[Page and application data records]
────────────────

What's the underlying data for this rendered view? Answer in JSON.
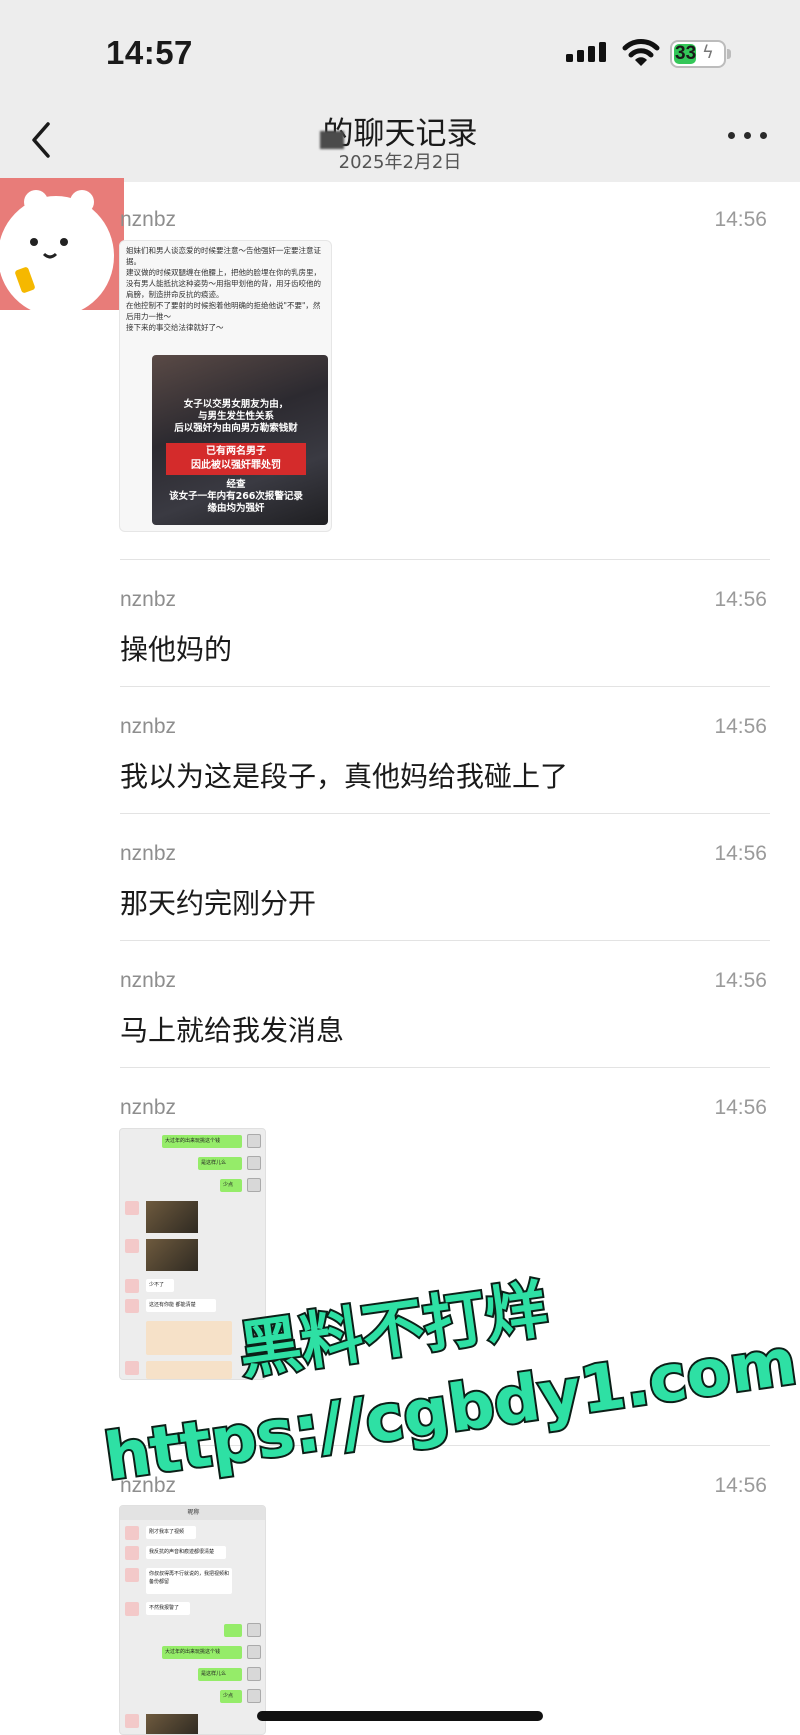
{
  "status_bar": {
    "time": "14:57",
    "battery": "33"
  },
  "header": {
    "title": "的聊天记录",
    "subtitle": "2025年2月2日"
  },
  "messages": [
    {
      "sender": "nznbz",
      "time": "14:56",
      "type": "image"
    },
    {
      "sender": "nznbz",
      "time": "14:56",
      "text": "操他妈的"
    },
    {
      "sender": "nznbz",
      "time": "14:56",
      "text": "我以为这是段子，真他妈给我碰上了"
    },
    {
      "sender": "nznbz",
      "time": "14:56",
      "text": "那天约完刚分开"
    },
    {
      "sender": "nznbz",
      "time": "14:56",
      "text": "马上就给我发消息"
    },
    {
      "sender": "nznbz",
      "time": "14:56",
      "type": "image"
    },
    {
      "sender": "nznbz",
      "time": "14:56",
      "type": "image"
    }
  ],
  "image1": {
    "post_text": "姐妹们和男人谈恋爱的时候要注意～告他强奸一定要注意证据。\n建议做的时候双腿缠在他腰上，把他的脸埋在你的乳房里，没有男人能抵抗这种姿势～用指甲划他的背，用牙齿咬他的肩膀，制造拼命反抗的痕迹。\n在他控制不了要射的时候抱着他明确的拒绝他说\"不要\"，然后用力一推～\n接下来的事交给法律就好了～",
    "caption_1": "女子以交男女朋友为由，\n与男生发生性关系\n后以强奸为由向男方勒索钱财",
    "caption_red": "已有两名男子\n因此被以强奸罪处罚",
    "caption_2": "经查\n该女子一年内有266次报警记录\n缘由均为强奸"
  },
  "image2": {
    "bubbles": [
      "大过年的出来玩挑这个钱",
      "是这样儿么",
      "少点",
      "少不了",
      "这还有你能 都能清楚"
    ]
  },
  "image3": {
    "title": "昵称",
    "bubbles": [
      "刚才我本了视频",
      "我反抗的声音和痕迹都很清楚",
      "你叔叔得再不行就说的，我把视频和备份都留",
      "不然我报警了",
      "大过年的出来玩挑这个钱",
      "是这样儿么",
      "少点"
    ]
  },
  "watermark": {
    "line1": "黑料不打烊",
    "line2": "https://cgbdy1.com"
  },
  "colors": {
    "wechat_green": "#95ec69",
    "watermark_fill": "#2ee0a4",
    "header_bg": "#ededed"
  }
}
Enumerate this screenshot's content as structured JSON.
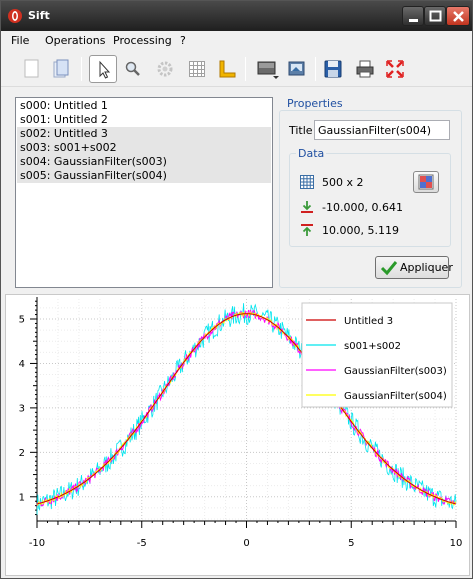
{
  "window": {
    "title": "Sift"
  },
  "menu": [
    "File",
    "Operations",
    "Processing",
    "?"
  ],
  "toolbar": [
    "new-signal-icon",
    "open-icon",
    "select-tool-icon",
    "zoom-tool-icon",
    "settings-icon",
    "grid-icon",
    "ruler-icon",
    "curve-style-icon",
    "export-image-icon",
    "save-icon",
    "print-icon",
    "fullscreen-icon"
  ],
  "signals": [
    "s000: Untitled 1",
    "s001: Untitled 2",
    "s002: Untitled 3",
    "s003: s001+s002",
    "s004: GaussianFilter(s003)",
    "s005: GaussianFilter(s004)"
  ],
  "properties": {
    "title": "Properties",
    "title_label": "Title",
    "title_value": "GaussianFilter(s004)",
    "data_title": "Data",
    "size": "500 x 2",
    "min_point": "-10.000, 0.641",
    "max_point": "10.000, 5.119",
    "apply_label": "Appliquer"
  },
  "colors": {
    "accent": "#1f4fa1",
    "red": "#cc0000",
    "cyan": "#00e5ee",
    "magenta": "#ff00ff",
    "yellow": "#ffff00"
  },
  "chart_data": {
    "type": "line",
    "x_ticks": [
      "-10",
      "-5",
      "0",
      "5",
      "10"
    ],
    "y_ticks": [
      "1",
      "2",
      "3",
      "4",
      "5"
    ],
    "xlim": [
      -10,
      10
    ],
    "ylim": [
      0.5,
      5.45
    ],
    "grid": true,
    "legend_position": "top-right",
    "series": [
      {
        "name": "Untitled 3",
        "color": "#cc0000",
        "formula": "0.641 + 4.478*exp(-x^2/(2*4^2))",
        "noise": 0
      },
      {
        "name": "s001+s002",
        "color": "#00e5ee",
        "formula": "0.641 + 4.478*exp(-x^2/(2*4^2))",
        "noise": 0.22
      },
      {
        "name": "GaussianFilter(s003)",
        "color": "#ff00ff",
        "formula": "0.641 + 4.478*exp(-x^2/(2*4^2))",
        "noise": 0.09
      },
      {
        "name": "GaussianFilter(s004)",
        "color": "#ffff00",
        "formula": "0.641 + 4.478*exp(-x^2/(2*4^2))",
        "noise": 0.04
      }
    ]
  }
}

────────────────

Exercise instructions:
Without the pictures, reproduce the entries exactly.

Written response:
What's the underlying data for this rendered view? Answer in JSON.
{
  "status_bar": {
    "time": "14:57",
    "battery": "33"
  },
  "header": {
    "title": "的聊天记录",
    "subtitle": "2025年2月2日"
  },
  "messages": [
    {
      "sender": "nznbz",
      "time": "14:56",
      "type": "image"
    },
    {
      "sender": "nznbz",
      "time": "14:56",
      "text": "操他妈的"
    },
    {
      "sender": "nznbz",
      "time": "14:56",
      "text": "我以为这是段子，真他妈给我碰上了"
    },
    {
      "sender": "nznbz",
      "time": "14:56",
      "text": "那天约完刚分开"
    },
    {
      "sender": "nznbz",
      "time": "14:56",
      "text": "马上就给我发消息"
    },
    {
      "sender": "nznbz",
      "time": "14:56",
      "type": "image"
    },
    {
      "sender": "nznbz",
      "time": "14:56",
      "type": "image"
    }
  ],
  "image1": {
    "post_text": "姐妹们和男人谈恋爱的时候要注意～告他强奸一定要注意证据。\n建议做的时候双腿缠在他腰上，把他的脸埋在你的乳房里，没有男人能抵抗这种姿势～用指甲划他的背，用牙齿咬他的肩膀，制造拼命反抗的痕迹。\n在他控制不了要射的时候抱着他明确的拒绝他说\"不要\"，然后用力一推～\n接下来的事交给法律就好了～",
    "caption_1": "女子以交男女朋友为由，\n与男生发生性关系\n后以强奸为由向男方勒索钱财",
    "caption_red": "已有两名男子\n因此被以强奸罪处罚",
    "caption_2": "经查\n该女子一年内有266次报警记录\n缘由均为强奸"
  },
  "image2": {
    "bubbles": [
      "大过年的出来玩挑这个钱",
      "是这样儿么",
      "少点",
      "少不了",
      "这还有你能 都能清楚"
    ]
  },
  "image3": {
    "title": "昵称",
    "bubbles": [
      "刚才我本了视频",
      "我反抗的声音和痕迹都很清楚",
      "你叔叔得再不行就说的，我把视频和备份都留",
      "不然我报警了",
      "大过年的出来玩挑这个钱",
      "是这样儿么",
      "少点"
    ]
  },
  "watermark": {
    "line1": "黑料不打烊",
    "line2": "https://cgbdy1.com"
  },
  "colors": {
    "wechat_green": "#95ec69",
    "watermark_fill": "#2ee0a4",
    "header_bg": "#ededed"
  }
}
Enumerate this screenshot's content as structured JSON.
{
  "window": {
    "title": "Sift"
  },
  "menu": [
    "File",
    "Operations",
    "Processing",
    "?"
  ],
  "toolbar": [
    "new-signal-icon",
    "open-icon",
    "select-tool-icon",
    "zoom-tool-icon",
    "settings-icon",
    "grid-icon",
    "ruler-icon",
    "curve-style-icon",
    "export-image-icon",
    "save-icon",
    "print-icon",
    "fullscreen-icon"
  ],
  "signals": [
    "s000: Untitled 1",
    "s001: Untitled 2",
    "s002: Untitled 3",
    "s003: s001+s002",
    "s004: GaussianFilter(s003)",
    "s005: GaussianFilter(s004)"
  ],
  "properties": {
    "title": "Properties",
    "title_label": "Title",
    "title_value": "GaussianFilter(s004)",
    "data_title": "Data",
    "size": "500 x 2",
    "min_point": "-10.000, 0.641",
    "max_point": "10.000, 5.119",
    "apply_label": "Appliquer"
  },
  "colors": {
    "accent": "#1f4fa1",
    "red": "#cc0000",
    "cyan": "#00e5ee",
    "magenta": "#ff00ff",
    "yellow": "#ffff00"
  },
  "chart_data": {
    "type": "line",
    "x_ticks": [
      "-10",
      "-5",
      "0",
      "5",
      "10"
    ],
    "y_ticks": [
      "1",
      "2",
      "3",
      "4",
      "5"
    ],
    "xlim": [
      -10,
      10
    ],
    "ylim": [
      0.5,
      5.45
    ],
    "grid": true,
    "legend_position": "top-right",
    "series": [
      {
        "name": "Untitled 3",
        "color": "#cc0000",
        "formula": "0.641 + 4.478*exp(-x^2/(2*4^2))",
        "noise": 0
      },
      {
        "name": "s001+s002",
        "color": "#00e5ee",
        "formula": "0.641 + 4.478*exp(-x^2/(2*4^2))",
        "noise": 0.22
      },
      {
        "name": "GaussianFilter(s003)",
        "color": "#ff00ff",
        "formula": "0.641 + 4.478*exp(-x^2/(2*4^2))",
        "noise": 0.09
      },
      {
        "name": "GaussianFilter(s004)",
        "color": "#ffff00",
        "formula": "0.641 + 4.478*exp(-x^2/(2*4^2))",
        "noise": 0.04
      }
    ]
  }
}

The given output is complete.